When I first wrote my blog on the subject in March, New York had a 8.8% unemployment rate while Texas had a 8.2% employment rate.   Now they are both even at 8.2% according to the department of labor statistics for June.  These states have close to the same population and New York has 7.5% higher rate of corporate taxes, a 7.5% difference in bank taxes and a 8.97% difference in income tax for the wealthiest tax bracket.    With these significantly higher taxes you would think that the state of Texas would have a lower unemployment rate by a significant amount but this is not the case.  The hike in federal income tax that will occur after the Bush tax cuts expire is only 3%.

In addition to showing no difference in unemployment New York is ranked higher in education than Texas.  Texas also has a significantly higher murder rate then New York and nearly twice the number of violent rapes.  Texas is currently fifth in teen pregnancy and second in live births.  I imagine that conservatives will want to blame some of this on illegals but that just isn’t true either.  If anything undocumented workers help the Texas economy by providing them with cheap labor.

Currently the tax rate for the highest income bracket in the US is 35%.    Most single people have 30% of their paycheck taken out for taxes.  Many are able to get a large chunk of that money back.  I have had many conservatives claim that the rate for the rich is actually higher.  They claim that there are a bunch of “hidden fees” that the rich pay that the rest of us don’t.  If they are talking about bank taxes and corporate taxes I say, “duh,” what is your point?  We are talking about progressive income tax here.  Those taxes are as separate an issue as sales tax would be to the conversation.  I don’t take all the deductions that the rich could get into account either.  There is a long standing argument from conservatives that US tax rates are excessively high and are a drain on our economy.

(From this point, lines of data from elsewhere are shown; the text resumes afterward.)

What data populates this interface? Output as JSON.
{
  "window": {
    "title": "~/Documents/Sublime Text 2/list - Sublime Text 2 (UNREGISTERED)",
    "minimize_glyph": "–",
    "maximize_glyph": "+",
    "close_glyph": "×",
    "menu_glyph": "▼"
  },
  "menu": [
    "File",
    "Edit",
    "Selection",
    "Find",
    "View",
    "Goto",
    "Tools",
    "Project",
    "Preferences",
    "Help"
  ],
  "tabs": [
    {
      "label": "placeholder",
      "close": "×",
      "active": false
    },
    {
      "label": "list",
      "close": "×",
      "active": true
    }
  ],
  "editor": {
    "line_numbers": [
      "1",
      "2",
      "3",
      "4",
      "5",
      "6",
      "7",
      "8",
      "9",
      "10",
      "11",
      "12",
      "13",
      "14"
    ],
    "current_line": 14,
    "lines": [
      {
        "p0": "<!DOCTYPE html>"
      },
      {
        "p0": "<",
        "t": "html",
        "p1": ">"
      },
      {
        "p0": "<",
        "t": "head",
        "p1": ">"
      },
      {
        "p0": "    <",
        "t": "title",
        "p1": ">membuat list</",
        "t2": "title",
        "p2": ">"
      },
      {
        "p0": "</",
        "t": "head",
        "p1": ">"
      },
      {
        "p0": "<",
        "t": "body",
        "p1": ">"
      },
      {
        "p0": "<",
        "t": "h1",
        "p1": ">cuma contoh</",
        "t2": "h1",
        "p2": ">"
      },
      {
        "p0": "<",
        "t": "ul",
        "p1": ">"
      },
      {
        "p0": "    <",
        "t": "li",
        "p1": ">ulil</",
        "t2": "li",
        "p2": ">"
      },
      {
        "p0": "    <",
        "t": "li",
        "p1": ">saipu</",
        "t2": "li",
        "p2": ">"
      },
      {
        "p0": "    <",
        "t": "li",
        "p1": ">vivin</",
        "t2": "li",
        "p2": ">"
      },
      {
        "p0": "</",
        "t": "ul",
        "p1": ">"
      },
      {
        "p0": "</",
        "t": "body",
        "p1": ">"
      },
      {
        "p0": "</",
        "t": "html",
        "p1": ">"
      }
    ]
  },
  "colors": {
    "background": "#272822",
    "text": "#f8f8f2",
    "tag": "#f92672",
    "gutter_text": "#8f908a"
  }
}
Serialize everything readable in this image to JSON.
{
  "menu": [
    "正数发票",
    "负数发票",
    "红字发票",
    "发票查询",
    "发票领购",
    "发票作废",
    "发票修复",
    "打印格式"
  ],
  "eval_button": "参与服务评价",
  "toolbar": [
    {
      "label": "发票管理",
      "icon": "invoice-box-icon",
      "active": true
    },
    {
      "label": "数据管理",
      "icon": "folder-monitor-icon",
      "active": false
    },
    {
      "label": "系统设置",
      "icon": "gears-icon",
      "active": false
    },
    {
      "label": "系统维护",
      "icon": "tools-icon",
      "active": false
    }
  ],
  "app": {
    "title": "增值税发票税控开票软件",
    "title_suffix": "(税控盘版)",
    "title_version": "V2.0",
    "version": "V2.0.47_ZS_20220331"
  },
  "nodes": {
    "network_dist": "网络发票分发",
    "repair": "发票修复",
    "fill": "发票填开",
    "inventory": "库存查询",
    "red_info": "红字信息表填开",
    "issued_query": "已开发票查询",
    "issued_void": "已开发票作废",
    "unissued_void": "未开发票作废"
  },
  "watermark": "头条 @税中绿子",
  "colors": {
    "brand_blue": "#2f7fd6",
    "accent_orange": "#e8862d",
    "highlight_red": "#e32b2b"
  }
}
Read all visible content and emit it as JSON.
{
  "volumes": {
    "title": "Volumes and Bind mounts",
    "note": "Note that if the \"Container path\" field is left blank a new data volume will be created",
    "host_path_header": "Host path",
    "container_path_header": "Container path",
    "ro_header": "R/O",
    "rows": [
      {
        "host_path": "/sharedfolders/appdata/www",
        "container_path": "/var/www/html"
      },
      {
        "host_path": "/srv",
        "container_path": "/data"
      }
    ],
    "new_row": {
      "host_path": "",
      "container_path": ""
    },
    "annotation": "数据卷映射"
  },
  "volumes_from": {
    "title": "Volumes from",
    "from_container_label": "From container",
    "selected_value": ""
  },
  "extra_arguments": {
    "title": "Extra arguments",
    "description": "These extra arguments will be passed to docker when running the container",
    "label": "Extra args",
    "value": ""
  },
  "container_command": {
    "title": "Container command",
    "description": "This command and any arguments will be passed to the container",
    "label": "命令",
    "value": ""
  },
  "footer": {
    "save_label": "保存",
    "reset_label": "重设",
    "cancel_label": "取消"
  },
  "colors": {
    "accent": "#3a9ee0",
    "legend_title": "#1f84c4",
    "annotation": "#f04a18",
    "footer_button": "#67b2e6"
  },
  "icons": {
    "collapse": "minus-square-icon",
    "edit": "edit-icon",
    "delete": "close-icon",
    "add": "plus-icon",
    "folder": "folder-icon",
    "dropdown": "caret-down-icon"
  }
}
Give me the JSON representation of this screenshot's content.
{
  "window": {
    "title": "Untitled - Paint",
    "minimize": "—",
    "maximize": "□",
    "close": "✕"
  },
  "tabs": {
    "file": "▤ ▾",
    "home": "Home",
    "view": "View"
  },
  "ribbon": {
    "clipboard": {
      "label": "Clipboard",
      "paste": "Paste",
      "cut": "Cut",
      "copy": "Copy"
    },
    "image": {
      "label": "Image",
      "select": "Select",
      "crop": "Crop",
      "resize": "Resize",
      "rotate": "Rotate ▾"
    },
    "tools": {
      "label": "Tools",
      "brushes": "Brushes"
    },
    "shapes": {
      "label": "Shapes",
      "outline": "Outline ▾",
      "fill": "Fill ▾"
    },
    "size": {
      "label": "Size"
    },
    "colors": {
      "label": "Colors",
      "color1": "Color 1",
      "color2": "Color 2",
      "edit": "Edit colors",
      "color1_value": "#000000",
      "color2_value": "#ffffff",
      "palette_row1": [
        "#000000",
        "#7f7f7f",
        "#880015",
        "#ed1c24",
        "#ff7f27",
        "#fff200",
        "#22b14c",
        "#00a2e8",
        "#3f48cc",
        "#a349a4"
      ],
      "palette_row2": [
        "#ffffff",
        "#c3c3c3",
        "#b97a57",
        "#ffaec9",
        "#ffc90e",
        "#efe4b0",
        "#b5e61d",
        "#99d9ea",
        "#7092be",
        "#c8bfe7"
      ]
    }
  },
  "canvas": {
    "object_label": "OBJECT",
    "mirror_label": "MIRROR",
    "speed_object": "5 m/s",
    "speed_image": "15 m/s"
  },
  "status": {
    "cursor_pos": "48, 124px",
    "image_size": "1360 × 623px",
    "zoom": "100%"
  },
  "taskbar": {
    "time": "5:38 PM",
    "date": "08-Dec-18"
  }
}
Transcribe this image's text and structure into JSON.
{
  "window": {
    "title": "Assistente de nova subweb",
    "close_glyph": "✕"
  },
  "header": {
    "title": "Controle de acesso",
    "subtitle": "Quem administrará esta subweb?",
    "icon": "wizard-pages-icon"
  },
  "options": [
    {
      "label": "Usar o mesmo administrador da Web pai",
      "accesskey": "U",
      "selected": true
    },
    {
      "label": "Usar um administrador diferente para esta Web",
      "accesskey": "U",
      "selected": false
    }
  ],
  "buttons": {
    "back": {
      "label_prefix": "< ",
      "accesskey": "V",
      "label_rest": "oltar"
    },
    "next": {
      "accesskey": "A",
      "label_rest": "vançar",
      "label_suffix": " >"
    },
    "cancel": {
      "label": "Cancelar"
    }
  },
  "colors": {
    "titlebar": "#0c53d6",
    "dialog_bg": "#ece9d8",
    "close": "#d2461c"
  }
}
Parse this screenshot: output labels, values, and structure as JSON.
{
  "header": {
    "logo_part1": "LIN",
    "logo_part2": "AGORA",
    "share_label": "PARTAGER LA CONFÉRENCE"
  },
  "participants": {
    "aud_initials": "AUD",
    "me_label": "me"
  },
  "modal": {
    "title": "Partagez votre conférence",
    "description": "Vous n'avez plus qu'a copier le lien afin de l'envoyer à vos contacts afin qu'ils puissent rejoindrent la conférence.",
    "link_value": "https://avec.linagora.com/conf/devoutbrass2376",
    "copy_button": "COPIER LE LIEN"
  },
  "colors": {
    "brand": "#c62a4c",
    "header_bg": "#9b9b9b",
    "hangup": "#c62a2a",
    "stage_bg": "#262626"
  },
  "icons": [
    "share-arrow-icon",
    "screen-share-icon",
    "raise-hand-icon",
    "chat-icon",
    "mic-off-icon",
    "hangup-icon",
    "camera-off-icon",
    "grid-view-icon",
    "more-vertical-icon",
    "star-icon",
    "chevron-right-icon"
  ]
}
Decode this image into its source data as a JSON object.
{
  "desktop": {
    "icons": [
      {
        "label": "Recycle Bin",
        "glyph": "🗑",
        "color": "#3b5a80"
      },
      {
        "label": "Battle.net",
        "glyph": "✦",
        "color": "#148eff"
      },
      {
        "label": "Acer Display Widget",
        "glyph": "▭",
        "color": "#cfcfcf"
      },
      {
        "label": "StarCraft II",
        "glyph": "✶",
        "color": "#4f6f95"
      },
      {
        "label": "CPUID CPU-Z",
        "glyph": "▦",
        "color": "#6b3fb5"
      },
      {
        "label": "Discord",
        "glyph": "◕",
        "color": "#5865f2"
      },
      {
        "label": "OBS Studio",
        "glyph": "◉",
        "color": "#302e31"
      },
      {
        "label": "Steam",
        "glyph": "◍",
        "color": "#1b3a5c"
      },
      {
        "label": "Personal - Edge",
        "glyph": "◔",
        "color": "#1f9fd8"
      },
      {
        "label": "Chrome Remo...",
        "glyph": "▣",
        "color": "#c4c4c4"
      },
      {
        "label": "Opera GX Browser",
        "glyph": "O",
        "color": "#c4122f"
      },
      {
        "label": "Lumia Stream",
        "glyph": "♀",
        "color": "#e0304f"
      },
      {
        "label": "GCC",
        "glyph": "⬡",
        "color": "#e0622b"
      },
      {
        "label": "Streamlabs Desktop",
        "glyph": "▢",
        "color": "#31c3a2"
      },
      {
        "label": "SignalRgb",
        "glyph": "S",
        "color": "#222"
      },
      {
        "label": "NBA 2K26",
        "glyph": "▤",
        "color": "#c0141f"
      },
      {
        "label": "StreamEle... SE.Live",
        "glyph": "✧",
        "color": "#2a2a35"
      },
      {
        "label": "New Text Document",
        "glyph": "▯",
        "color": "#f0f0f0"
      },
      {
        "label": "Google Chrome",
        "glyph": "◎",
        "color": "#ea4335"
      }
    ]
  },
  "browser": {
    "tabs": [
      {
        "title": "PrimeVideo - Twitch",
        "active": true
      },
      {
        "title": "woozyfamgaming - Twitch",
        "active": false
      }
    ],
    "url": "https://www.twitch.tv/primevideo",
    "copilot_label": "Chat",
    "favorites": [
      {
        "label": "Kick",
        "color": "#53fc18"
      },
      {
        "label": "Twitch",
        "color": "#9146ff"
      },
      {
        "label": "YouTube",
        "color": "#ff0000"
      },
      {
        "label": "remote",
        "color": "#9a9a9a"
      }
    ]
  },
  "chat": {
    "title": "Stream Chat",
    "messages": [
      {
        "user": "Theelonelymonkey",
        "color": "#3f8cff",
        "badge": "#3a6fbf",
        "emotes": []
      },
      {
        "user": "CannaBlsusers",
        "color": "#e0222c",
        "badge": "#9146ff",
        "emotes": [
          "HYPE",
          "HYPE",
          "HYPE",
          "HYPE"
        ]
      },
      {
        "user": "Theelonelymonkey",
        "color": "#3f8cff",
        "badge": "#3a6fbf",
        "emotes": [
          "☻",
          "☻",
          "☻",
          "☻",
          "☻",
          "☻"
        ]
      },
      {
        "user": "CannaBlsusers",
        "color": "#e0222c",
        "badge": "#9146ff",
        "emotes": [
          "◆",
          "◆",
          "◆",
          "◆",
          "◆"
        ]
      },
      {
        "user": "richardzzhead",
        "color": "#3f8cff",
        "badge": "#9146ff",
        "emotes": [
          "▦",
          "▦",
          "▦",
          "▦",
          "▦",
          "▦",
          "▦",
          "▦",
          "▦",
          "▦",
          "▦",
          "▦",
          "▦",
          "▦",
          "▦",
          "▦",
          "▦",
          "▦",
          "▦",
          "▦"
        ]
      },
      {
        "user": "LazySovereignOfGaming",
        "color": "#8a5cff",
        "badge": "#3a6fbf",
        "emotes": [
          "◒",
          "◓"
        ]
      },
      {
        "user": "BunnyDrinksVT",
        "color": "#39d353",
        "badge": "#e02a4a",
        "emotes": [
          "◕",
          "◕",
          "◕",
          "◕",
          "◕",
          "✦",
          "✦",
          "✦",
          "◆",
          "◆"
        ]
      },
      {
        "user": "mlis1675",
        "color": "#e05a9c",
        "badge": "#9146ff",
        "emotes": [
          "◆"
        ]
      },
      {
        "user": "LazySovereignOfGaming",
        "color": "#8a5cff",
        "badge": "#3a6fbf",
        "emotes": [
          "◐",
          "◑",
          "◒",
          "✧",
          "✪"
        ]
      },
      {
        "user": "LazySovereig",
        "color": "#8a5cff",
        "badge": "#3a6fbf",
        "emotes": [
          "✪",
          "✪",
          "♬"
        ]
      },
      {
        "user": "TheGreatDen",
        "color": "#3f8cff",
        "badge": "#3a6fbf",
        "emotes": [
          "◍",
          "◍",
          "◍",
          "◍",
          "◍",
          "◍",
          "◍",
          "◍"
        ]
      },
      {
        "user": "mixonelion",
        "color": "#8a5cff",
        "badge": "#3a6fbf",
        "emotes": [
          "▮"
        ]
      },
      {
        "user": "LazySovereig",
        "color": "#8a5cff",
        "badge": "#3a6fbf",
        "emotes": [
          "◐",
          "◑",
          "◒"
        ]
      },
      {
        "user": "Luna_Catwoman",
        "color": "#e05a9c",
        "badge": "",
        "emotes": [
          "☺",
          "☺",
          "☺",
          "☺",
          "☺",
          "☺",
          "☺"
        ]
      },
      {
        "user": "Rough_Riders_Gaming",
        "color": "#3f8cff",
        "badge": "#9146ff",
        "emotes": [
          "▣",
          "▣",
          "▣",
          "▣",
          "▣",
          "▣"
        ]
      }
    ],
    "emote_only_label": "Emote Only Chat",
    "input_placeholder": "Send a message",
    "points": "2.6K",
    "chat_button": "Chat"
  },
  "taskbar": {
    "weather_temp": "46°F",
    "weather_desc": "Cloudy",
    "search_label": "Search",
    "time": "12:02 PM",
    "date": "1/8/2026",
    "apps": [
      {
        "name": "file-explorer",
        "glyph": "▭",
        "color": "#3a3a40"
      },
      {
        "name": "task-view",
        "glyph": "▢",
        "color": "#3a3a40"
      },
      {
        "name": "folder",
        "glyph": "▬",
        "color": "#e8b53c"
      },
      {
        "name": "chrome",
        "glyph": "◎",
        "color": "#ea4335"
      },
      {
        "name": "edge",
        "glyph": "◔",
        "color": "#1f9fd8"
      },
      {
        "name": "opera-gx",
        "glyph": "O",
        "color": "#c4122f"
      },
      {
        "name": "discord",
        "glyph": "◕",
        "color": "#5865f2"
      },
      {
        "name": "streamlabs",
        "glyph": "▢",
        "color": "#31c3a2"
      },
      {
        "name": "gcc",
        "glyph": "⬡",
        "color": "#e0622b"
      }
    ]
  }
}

Before the great depression the top tax rate was 24%.  It was common practice that during war time taxes would go up.  During World War I  the highest tax rate rose to 77% but by the end of the 1920s it had hit a rate lower than our current one.   Then of course the economy collapsed so the fed must have lowered taxes, right?  Nope, after the depression taxes on the wealthiest Americans rose to 63% and as the New Deal accelerated grew to 79%.  But everybody knows it wasn’t the New Deal that ended the Depression but World War II so taxes must have gone down then, right?  No, because taxes go up during war time.  In 1944-45 the wealthiest Americans were paying an income tax rate of 94%.

When Ronald Reagan came into office the tax rate was 70% for the most wealthy Americans but he lowered it to 28% by his final year of office.  He also increased the deficit by 189% far more than any other president in the history of the country.   George W. Bush couldn’t even do that with two wars, only coming in at 89% increase.  (In his defense the deficit was much higher then and he had to squander a surplus too.)   My point is that we won’t ever get this deficit under control until we get over this fear of taxing the wealthy.  Greed is what got us into this.  It isn’t what is going to get us out again.

A beginning

August 12, 2010

Well, previously I was writing a blog on myspace and this had not been a very productive enterprise.    First of all myspace does not offer much of a chance to reach an audience.   In order to get read you have to spend more time selling yourself then actually writing.  This is not a good position to be in and I did not enjoy it.

Previously my blog concerned itself chiefly with politics but I think that is too narrow a subject for me to not get bored with.  Much of this blog will be concerned with politics but it will be more about philosophy in general and applied philosophy in particular.  I may blog about subjects as varied as aesthetics, religion, ethics, epistemology (which the basics of Americans seem unable to grasp) and even about the sciences.

I will try and keep these blogs accessible but I have found that I am a bad judge of what is and is not accessible to a general audience.  Unlike most blogs I will neither placate my audience nor talk down to them.  I may repost a few of my myspace blogs here in order to get some content going but I intend to post my first blog of original material this weekend.  Thanks to anybody who followed me here.